Why not me?
My professional jealousy has gone into overload over lockdown
On Monday evenings, Nicola Slawson and I run life writing sessions and this week, towards the end of the session, Nicola told everybody I had a book deal. Nicola quickly followed it up with: ‘I don’t have one, though.’
I really want this newsletter to grow and I’ve spent a lot of time in the last few weeks thinking about how many more newsletter subscribers Nicola has than me for The Single Supplement.
Nicola’s comment made me realise that I’ve been so wrapped up in professional jealousy and comparing myself with others in my field that I’ve forgotten what I have achieved at work. I spent years wanting a publisher for my book, got it and then focused on how I didn’t have as many newsletter subscribers or social media followers as my friends.
I’ve been resistant to blame the pandemic for everything because it seems like the easy option to do so. Instead, I’ve often talked about how the pandemic has ‘shone a light’ on existing issues. But I’m done. I’m blaming the pandemic for everything. Living under lockdown and in fear of an invisible threat for so long has flipped my brain inside out, left, right and centre and the latest form my madness is taking is in shape of a ravaging, all-consuming and nasty season of professional jealously.
Why not me? My whiny mind keeps going while I’m scrolling through social media feeds for the hundredth time that day.
It’s not just other people’s successes I’m jealous of: it’s how people seem to be able to do more than me. Studies have shown that ‘lockdown makes us all a little more distracted, sluggish and fatigued – cognitive problems that may be affecting our performance at work and our social interactions outside of it.’
Doing work has been harder to do than ever and at the same time, what others have been able to do is more visible to us as we spend our lives stuck at home scrolling through the internet. It pains me to see what appears to be people being able to do more than me. How does she have the time to post so much on social?
Jealousy is a nasty feeling and it’s often swiftly followed by shame. Shame has been an extra layer on top of a lot of our pandemic feelings – how dare I complain when I’m healthy and my life is so comfortable? However, I’m done with that too. Saying out loud what we’re thinking and owning up to our professional jealousy is an important part of the healing process.

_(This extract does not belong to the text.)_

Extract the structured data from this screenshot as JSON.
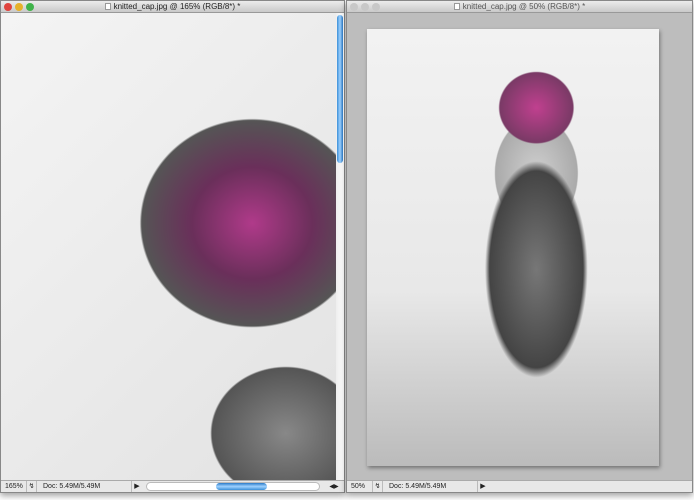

Nicola and I shared with each other what we felt we were lacking and there was comfort in knowing I wasn’t alone. We paused the conversation to go and do our workouts. ‘Isn’t it amazing, that we live and work in a way that we can go and do our workouts now?’ I said. We’re putting our minds, bodies and our health above doing another Instagram post or whatever the next thing I’ve been beating myself up for not having done at work.
The cure for comparison is simple and as luck would have it, my homework this week for my happiness course was to focus on what I have rather than what I was lacking and each night I write ten things I’m grateful for from my day. As I jot down the bread I had for breakfast, the episode of Line of Duty I enjoyed and the connection I shared with Nicola as we swapped stories of our professional jealousy, I feel a lot better for having considered what I have, rather than haven’t achieved. It also forces me to consider myself more compassionately because the pandemic is to blame for everything and it comforts me to know that the ten things on my list that day, like me, are good enough.